**Task instructions:** Apart from the pictures, every line below is to be set down exactly.

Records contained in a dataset
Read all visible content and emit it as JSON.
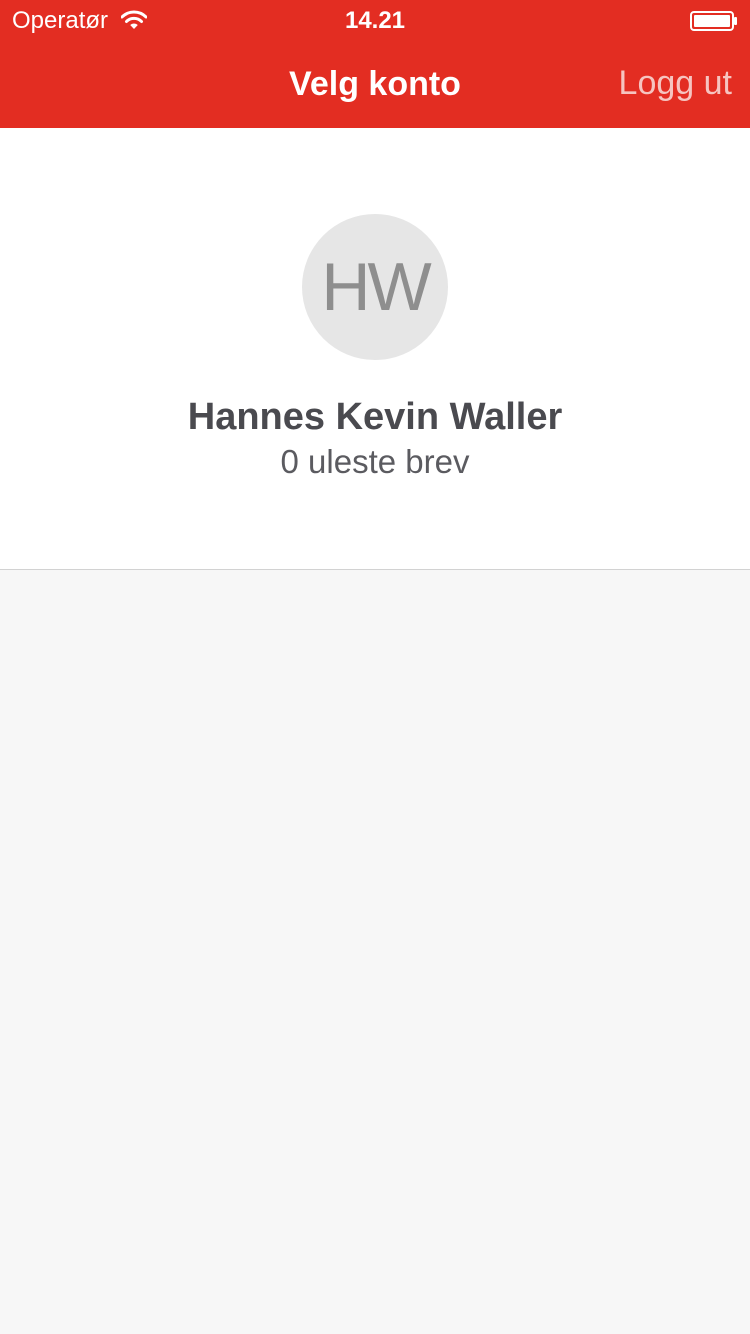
{
  "status_bar": {
    "carrier": "Operatør",
    "time": "14.21",
    "wifi_icon": "wifi-icon",
    "battery_icon": "battery-icon"
  },
  "nav": {
    "title": "Velg konto",
    "logout_label": "Logg ut"
  },
  "account": {
    "initials": "HW",
    "name": "Hannes Kevin Waller",
    "unread": "0 uleste brev"
  },
  "colors": {
    "brand_red": "#e32d22",
    "avatar_bg": "#e6e6e6",
    "page_bg": "#f7f7f7"
  }
}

**Solution for this problem:**
Read all visible content and emit it as JSON.
{
  "status_bar": {
    "carrier": "Operatør",
    "time": "14.21",
    "wifi_icon": "wifi-icon",
    "battery_icon": "battery-icon"
  },
  "nav": {
    "title": "Velg konto",
    "logout_label": "Logg ut"
  },
  "account": {
    "initials": "HW",
    "name": "Hannes Kevin Waller",
    "unread": "0 uleste brev"
  },
  "colors": {
    "brand_red": "#e32d22",
    "avatar_bg": "#e6e6e6",
    "page_bg": "#f7f7f7"
  }
}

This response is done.